Copy out all of the material. Every line must match the original.
BEGIN
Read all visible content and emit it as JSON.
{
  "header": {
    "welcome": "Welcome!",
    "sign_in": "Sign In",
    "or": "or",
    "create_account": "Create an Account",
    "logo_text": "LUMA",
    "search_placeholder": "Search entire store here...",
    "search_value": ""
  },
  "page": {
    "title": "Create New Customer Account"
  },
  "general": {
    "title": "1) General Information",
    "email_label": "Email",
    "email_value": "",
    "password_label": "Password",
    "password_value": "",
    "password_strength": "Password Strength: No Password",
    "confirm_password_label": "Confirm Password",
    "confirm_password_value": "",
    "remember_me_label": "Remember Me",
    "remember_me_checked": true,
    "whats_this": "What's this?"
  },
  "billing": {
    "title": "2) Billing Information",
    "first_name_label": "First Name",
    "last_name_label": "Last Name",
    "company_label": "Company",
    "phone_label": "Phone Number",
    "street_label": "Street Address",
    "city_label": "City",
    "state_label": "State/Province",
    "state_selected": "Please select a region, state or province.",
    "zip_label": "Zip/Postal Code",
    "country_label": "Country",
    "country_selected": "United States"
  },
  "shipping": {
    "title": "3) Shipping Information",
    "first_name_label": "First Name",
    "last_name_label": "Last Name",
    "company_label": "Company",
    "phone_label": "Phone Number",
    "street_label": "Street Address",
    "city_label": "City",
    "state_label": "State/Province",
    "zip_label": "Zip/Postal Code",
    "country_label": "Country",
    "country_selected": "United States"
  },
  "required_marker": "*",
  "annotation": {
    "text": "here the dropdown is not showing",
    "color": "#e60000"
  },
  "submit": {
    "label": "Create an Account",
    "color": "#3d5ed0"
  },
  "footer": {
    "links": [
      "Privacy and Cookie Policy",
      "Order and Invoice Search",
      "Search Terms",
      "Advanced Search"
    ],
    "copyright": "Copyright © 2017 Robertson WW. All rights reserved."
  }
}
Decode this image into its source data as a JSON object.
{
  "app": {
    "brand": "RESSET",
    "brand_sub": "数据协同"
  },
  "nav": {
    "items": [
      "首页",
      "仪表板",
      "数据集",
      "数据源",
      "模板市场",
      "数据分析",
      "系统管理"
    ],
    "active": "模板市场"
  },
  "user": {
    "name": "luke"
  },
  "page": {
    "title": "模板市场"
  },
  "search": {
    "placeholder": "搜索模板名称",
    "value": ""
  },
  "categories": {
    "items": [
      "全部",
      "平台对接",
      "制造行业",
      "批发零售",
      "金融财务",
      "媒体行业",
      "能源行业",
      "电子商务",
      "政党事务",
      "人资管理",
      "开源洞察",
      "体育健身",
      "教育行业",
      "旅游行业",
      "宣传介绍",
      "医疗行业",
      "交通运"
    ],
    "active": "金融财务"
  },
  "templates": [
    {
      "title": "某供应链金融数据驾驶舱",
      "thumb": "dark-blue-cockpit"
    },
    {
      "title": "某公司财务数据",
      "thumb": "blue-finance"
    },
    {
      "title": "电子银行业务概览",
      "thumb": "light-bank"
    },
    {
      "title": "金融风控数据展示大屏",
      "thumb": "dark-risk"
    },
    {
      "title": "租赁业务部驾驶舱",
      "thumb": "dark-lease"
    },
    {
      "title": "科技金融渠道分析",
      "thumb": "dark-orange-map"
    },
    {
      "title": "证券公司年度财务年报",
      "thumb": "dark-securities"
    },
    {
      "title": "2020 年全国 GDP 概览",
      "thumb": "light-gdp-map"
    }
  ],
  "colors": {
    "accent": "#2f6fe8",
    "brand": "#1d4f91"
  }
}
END
§ **Exercise output**
Read all visible content and emit it as JSON.
{
  "header": {
    "welcome": "Welcome!",
    "sign_in": "Sign In",
    "or": "or",
    "create_account": "Create an Account",
    "logo_text": "LUMA",
    "search_placeholder": "Search entire store here...",
    "search_value": ""
  },
  "page": {
    "title": "Create New Customer Account"
  },
  "general": {
    "title": "1) General Information",
    "email_label": "Email",
    "email_value": "",
    "password_label": "Password",
    "password_value": "",
    "password_strength": "Password Strength: No Password",
    "confirm_password_label": "Confirm Password",
    "confirm_password_value": "",
    "remember_me_label": "Remember Me",
    "remember_me_checked": true,
    "whats_this": "What's this?"
  },
  "billing": {
    "title": "2) Billing Information",
    "first_name_label": "First Name",
    "last_name_label": "Last Name",
    "company_label": "Company",
    "phone_label": "Phone Number",
    "street_label": "Street Address",
    "city_label": "City",
    "state_label": "State/Province",
    "state_selected": "Please select a region, state or province.",
    "zip_label": "Zip/Postal Code",
    "country_label": "Country",
    "country_selected": "United States"
  },
  "shipping": {
    "title": "3) Shipping Information",
    "first_name_label": "First Name",
    "last_name_label": "Last Name",
    "company_label": "Company",
    "phone_label": "Phone Number",
    "street_label": "Street Address",
    "city_label": "City",
    "state_label": "State/Province",
    "zip_label": "Zip/Postal Code",
    "country_label": "Country",
    "country_selected": "United States"
  },
  "required_marker": "*",
  "annotation": {
    "text": "here the dropdown is not showing",
    "color": "#e60000"
  },
  "submit": {
    "label": "Create an Account",
    "color": "#3d5ed0"
  },
  "footer": {
    "links": [
      "Privacy and Cookie Policy",
      "Order and Invoice Search",
      "Search Terms",
      "Advanced Search"
    ],
    "copyright": "Copyright © 2017 Robertson WW. All rights reserved."
  }
}
Decode this image into its source data as a JSON object.
{
  "app": {
    "brand": "RESSET",
    "brand_sub": "数据协同"
  },
  "nav": {
    "items": [
      "首页",
      "仪表板",
      "数据集",
      "数据源",
      "模板市场",
      "数据分析",
      "系统管理"
    ],
    "active": "模板市场"
  },
  "user": {
    "name": "luke"
  },
  "page": {
    "title": "模板市场"
  },
  "search": {
    "placeholder": "搜索模板名称",
    "value": ""
  },
  "categories": {
    "items": [
      "全部",
      "平台对接",
      "制造行业",
      "批发零售",
      "金融财务",
      "媒体行业",
      "能源行业",
      "电子商务",
      "政党事务",
      "人资管理",
      "开源洞察",
      "体育健身",
      "教育行业",
      "旅游行业",
      "宣传介绍",
      "医疗行业",
      "交通运"
    ],
    "active": "金融财务"
  },
  "templates": [
    {
      "title": "某供应链金融数据驾驶舱",
      "thumb": "dark-blue-cockpit"
    },
    {
      "title": "某公司财务数据",
      "thumb": "blue-finance"
    },
    {
      "title": "电子银行业务概览",
      "thumb": "light-bank"
    },
    {
      "title": "金融风控数据展示大屏",
      "thumb": "dark-risk"
    },
    {
      "title": "租赁业务部驾驶舱",
      "thumb": "dark-lease"
    },
    {
      "title": "科技金融渠道分析",
      "thumb": "dark-orange-map"
    },
    {
      "title": "证券公司年度财务年报",
      "thumb": "dark-securities"
    },
    {
      "title": "2020 年全国 GDP 概览",
      "thumb": "light-gdp-map"
    }
  ],
  "colors": {
    "accent": "#2f6fe8",
    "brand": "#1d4f91"
  }
}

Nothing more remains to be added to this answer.